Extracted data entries
══════════
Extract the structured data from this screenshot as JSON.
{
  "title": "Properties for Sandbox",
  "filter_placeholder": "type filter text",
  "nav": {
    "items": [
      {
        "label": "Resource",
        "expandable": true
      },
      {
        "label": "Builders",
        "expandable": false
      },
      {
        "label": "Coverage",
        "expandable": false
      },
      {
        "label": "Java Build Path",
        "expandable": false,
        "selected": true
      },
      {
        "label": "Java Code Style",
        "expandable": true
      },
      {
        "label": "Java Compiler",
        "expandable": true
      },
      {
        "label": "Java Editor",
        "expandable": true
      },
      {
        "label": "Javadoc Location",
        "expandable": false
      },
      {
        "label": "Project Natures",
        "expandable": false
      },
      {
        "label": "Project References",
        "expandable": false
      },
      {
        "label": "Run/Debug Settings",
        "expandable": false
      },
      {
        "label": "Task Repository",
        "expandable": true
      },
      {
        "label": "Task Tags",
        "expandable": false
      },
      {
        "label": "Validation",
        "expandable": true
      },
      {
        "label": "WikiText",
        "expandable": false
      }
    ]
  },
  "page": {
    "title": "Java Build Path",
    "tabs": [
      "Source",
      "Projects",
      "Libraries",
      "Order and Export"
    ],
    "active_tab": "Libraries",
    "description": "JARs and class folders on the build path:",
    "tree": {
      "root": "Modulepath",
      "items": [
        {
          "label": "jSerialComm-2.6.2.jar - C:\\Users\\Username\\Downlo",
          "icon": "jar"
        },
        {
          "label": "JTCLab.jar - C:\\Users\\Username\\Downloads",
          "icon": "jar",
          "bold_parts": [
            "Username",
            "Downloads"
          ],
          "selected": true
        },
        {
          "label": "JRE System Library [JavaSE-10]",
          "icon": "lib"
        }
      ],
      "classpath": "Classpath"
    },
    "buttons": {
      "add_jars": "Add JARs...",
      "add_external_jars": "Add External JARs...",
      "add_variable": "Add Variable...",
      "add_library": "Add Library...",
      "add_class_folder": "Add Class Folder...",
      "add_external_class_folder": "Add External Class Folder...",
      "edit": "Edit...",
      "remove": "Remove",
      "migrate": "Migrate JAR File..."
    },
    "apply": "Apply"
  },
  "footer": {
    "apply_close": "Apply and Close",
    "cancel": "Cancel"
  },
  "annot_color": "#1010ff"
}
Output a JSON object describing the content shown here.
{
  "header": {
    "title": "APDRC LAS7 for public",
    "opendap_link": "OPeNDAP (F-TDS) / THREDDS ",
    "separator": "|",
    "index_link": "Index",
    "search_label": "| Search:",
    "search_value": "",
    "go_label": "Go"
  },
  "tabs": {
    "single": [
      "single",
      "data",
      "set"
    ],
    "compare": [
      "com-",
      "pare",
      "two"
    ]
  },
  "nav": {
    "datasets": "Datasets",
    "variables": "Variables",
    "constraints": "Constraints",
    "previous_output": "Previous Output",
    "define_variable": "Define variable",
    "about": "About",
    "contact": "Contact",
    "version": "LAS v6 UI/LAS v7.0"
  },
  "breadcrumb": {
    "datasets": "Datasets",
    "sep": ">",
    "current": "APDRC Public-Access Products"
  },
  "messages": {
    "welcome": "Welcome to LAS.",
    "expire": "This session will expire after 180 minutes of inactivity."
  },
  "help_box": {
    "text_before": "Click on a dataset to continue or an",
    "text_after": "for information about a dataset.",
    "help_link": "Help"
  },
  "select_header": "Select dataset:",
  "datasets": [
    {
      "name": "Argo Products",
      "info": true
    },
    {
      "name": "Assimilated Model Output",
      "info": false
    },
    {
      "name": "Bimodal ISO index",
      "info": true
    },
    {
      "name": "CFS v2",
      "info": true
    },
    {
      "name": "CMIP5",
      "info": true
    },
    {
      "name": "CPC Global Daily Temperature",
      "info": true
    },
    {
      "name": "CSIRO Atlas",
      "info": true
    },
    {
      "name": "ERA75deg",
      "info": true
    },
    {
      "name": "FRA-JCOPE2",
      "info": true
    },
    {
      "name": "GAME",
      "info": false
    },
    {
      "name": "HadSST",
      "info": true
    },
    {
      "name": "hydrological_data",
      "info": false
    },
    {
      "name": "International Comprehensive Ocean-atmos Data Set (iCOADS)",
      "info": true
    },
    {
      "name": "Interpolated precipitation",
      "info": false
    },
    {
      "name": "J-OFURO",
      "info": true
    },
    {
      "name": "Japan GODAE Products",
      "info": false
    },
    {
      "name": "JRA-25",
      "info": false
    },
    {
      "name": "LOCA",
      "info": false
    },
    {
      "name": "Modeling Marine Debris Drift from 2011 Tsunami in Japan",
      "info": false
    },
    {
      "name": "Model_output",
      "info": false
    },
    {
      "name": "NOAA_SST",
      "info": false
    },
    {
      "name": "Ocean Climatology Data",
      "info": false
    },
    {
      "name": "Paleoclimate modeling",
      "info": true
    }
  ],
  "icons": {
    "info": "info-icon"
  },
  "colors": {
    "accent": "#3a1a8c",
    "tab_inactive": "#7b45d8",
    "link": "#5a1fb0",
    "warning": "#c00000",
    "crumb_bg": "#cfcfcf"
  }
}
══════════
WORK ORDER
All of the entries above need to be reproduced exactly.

ANSWER TO THIS PROBLEM
Extract the structured data from this screenshot as JSON.
{
  "title": "Properties for Sandbox",
  "filter_placeholder": "type filter text",
  "nav": {
    "items": [
      {
        "label": "Resource",
        "expandable": true
      },
      {
        "label": "Builders",
        "expandable": false
      },
      {
        "label": "Coverage",
        "expandable": false
      },
      {
        "label": "Java Build Path",
        "expandable": false,
        "selected": true
      },
      {
        "label": "Java Code Style",
        "expandable": true
      },
      {
        "label": "Java Compiler",
        "expandable": true
      },
      {
        "label": "Java Editor",
        "expandable": true
      },
      {
        "label": "Javadoc Location",
        "expandable": false
      },
      {
        "label": "Project Natures",
        "expandable": false
      },
      {
        "label": "Project References",
        "expandable": false
      },
      {
        "label": "Run/Debug Settings",
        "expandable": false
      },
      {
        "label": "Task Repository",
        "expandable": true
      },
      {
        "label": "Task Tags",
        "expandable": false
      },
      {
        "label": "Validation",
        "expandable": true
      },
      {
        "label": "WikiText",
        "expandable": false
      }
    ]
  },
  "page": {
    "title": "Java Build Path",
    "tabs": [
      "Source",
      "Projects",
      "Libraries",
      "Order and Export"
    ],
    "active_tab": "Libraries",
    "description": "JARs and class folders on the build path:",
    "tree": {
      "root": "Modulepath",
      "items": [
        {
          "label": "jSerialComm-2.6.2.jar - C:\\Users\\Username\\Downlo",
          "icon": "jar"
        },
        {
          "label": "JTCLab.jar - C:\\Users\\Username\\Downloads",
          "icon": "jar",
          "bold_parts": [
            "Username",
            "Downloads"
          ],
          "selected": true
        },
        {
          "label": "JRE System Library [JavaSE-10]",
          "icon": "lib"
        }
      ],
      "classpath": "Classpath"
    },
    "buttons": {
      "add_jars": "Add JARs...",
      "add_external_jars": "Add External JARs...",
      "add_variable": "Add Variable...",
      "add_library": "Add Library...",
      "add_class_folder": "Add Class Folder...",
      "add_external_class_folder": "Add External Class Folder...",
      "edit": "Edit...",
      "remove": "Remove",
      "migrate": "Migrate JAR File..."
    },
    "apply": "Apply"
  },
  "footer": {
    "apply_close": "Apply and Close",
    "cancel": "Cancel"
  },
  "annot_color": "#1010ff"
}
Output a JSON object describing the content shown here.
{
  "header": {
    "title": "APDRC LAS7 for public",
    "opendap_link": "OPeNDAP (F-TDS) / THREDDS ",
    "separator": "|",
    "index_link": "Index",
    "search_label": "| Search:",
    "search_value": "",
    "go_label": "Go"
  },
  "tabs": {
    "single": [
      "single",
      "data",
      "set"
    ],
    "compare": [
      "com-",
      "pare",
      "two"
    ]
  },
  "nav": {
    "datasets": "Datasets",
    "variables": "Variables",
    "constraints": "Constraints",
    "previous_output": "Previous Output",
    "define_variable": "Define variable",
    "about": "About",
    "contact": "Contact",
    "version": "LAS v6 UI/LAS v7.0"
  },
  "breadcrumb": {
    "datasets": "Datasets",
    "sep": ">",
    "current": "APDRC Public-Access Products"
  },
  "messages": {
    "welcome": "Welcome to LAS.",
    "expire": "This session will expire after 180 minutes of inactivity."
  },
  "help_box": {
    "text_before": "Click on a dataset to continue or an",
    "text_after": "for information about a dataset.",
    "help_link": "Help"
  },
  "select_header": "Select dataset:",
  "datasets": [
    {
      "name": "Argo Products",
      "info": true
    },
    {
      "name": "Assimilated Model Output",
      "info": false
    },
    {
      "name": "Bimodal ISO index",
      "info": true
    },
    {
      "name": "CFS v2",
      "info": true
    },
    {
      "name": "CMIP5",
      "info": true
    },
    {
      "name": "CPC Global Daily Temperature",
      "info": true
    },
    {
      "name": "CSIRO Atlas",
      "info": true
    },
    {
      "name": "ERA75deg",
      "info": true
    },
    {
      "name": "FRA-JCOPE2",
      "info": true
    },
    {
      "name": "GAME",
      "info": false
    },
    {
      "name": "HadSST",
      "info": true
    },
    {
      "name": "hydrological_data",
      "info": false
    },
    {
      "name": "International Comprehensive Ocean-atmos Data Set (iCOADS)",
      "info": true
    },
    {
      "name": "Interpolated precipitation",
      "info": false
    },
    {
      "name": "J-OFURO",
      "info": true
    },
    {
      "name": "Japan GODAE Products",
      "info": false
    },
    {
      "name": "JRA-25",
      "info": false
    },
    {
      "name": "LOCA",
      "info": false
    },
    {
      "name": "Modeling Marine Debris Drift from 2011 Tsunami in Japan",
      "info": false
    },
    {
      "name": "Model_output",
      "info": false
    },
    {
      "name": "NOAA_SST",
      "info": false
    },
    {
      "name": "Ocean Climatology Data",
      "info": false
    },
    {
      "name": "Paleoclimate modeling",
      "info": true
    }
  ],
  "icons": {
    "info": "info-icon"
  },
  "colors": {
    "accent": "#3a1a8c",
    "tab_inactive": "#7b45d8",
    "link": "#5a1fb0",
    "warning": "#c00000",
    "crumb_bg": "#cfcfcf"
  }
}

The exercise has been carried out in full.